Description of the task – The word "screenshot" marks the lines to report; pull each of them from the listing.

BEGIN Data for this task

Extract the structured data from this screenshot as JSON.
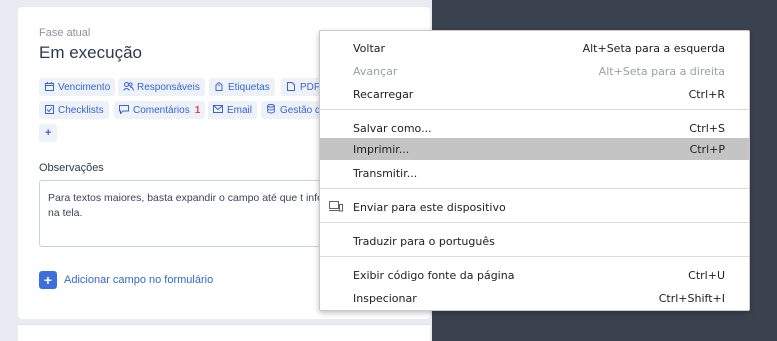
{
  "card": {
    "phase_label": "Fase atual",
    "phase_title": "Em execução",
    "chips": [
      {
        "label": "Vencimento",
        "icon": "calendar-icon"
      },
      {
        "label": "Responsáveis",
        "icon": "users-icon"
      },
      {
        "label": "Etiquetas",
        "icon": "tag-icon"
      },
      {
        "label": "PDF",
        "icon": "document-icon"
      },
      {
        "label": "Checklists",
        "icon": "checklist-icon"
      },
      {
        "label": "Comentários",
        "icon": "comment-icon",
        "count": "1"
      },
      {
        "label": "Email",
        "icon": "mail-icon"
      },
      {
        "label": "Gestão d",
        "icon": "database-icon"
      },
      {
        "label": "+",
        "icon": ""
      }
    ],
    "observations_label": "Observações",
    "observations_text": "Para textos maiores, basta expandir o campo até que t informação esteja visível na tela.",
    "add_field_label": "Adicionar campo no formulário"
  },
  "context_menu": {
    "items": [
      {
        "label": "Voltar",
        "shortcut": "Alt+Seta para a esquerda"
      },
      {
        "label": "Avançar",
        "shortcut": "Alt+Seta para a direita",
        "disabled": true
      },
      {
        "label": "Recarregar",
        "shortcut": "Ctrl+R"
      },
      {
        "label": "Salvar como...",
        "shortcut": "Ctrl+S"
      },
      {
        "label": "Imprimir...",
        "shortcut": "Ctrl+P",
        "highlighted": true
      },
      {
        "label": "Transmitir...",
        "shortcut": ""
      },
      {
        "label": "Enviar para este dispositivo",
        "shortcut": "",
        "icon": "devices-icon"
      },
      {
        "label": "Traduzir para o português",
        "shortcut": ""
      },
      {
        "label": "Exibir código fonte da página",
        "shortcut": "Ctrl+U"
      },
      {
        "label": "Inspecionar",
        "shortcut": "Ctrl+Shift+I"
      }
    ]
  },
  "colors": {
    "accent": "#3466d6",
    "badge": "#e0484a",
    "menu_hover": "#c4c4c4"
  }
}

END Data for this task
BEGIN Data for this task

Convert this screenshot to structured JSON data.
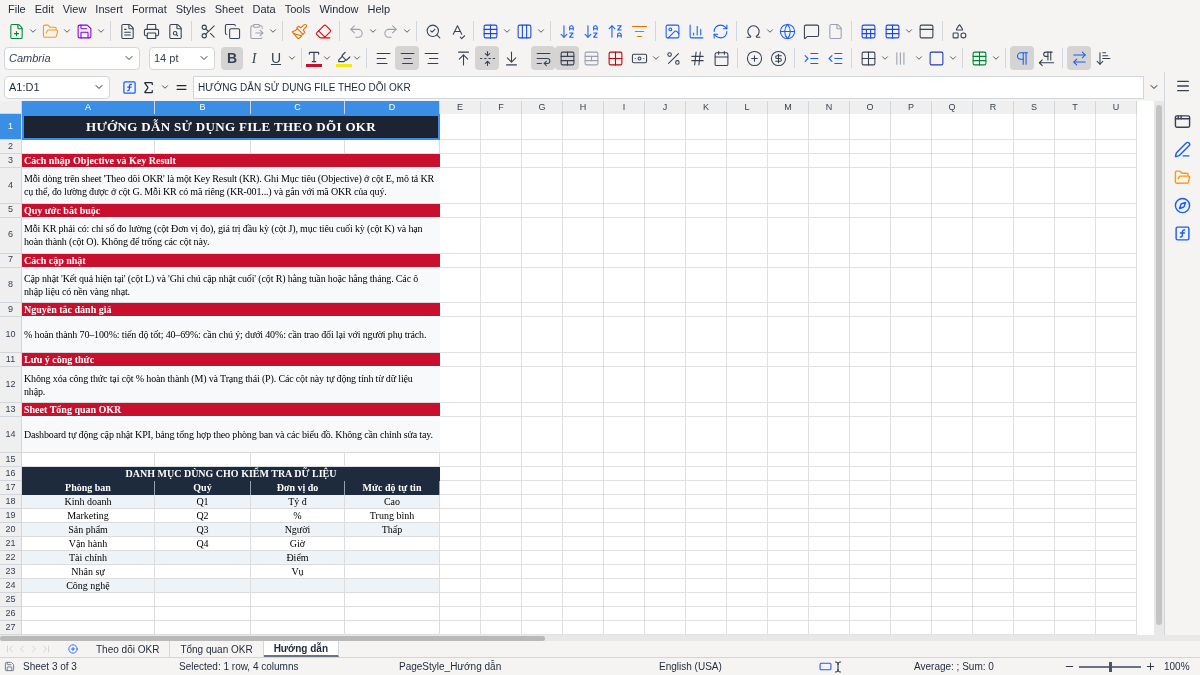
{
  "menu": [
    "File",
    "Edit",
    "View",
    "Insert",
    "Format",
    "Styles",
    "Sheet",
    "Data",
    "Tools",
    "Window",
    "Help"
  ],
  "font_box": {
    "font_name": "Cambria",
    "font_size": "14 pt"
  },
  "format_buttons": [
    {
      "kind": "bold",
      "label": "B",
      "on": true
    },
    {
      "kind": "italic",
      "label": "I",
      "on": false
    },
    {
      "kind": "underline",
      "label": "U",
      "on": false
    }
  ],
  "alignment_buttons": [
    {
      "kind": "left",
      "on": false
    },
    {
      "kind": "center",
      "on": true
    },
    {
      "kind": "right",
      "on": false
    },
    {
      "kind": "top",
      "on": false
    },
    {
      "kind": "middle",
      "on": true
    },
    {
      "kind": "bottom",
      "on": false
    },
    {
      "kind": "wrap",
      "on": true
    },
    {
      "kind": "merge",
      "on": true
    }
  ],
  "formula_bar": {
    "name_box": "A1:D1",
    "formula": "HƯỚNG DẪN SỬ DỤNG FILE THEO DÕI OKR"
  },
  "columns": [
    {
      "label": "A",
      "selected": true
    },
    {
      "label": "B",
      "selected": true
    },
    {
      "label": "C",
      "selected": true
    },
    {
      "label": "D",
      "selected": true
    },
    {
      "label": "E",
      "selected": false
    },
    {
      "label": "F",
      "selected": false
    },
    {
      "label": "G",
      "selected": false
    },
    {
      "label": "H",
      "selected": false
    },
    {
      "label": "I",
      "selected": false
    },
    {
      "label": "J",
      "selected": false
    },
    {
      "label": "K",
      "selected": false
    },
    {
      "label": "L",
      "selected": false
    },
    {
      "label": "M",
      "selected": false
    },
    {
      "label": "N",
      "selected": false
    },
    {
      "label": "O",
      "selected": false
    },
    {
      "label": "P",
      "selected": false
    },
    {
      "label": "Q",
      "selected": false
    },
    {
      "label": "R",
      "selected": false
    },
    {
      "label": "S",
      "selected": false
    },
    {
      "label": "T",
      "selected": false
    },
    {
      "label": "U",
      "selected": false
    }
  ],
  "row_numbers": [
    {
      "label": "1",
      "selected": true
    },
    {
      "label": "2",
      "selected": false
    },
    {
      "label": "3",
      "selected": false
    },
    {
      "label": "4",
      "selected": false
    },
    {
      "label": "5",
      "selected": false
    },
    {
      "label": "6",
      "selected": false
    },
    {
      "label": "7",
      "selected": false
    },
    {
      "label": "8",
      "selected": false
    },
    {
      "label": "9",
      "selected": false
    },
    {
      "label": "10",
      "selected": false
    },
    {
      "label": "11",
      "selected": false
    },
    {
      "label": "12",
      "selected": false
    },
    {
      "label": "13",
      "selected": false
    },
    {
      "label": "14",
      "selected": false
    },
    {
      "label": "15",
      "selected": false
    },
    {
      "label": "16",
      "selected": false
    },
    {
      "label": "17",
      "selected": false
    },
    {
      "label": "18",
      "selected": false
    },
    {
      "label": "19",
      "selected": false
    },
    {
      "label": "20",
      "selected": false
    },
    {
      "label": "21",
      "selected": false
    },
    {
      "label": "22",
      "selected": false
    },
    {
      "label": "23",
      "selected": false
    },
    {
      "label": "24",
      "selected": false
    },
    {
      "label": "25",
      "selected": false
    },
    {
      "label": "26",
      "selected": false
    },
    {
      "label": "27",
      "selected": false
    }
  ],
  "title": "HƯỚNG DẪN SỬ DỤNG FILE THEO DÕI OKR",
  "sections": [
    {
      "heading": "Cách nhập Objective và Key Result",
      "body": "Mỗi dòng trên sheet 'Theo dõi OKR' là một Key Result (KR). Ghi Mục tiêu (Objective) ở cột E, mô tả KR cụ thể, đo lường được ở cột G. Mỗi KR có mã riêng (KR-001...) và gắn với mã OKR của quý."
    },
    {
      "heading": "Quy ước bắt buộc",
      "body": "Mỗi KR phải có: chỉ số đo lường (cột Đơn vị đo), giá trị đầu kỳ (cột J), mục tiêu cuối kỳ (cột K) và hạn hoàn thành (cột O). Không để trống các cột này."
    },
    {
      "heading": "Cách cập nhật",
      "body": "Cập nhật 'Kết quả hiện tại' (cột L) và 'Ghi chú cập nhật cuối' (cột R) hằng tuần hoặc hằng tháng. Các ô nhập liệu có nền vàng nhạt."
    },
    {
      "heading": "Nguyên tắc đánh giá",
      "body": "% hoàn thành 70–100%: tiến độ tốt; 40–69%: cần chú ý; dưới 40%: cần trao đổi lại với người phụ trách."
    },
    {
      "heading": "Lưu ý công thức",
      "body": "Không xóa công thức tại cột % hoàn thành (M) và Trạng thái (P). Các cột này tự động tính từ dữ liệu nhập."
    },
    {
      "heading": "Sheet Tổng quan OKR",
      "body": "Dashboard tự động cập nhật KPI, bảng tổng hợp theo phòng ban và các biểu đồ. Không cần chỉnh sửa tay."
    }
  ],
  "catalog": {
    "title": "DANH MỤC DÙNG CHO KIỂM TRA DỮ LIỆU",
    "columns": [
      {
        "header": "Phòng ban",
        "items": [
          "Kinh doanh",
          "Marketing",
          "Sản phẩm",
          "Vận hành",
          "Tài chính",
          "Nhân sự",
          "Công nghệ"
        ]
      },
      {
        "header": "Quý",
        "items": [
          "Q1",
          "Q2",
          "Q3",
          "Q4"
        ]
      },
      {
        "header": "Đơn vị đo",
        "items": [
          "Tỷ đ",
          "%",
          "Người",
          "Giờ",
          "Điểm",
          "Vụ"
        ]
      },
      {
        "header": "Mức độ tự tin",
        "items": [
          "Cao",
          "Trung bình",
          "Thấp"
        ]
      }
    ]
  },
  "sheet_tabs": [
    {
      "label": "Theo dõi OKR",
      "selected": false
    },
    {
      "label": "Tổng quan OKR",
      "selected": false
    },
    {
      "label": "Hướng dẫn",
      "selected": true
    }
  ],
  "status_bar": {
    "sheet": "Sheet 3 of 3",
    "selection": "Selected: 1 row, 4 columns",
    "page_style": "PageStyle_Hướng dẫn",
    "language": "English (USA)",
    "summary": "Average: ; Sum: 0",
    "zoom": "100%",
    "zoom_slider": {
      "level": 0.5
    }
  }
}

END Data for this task

Result of this task –
Extract the structured data from this screenshot as JSON.
Convert this screenshot to structured JSON data.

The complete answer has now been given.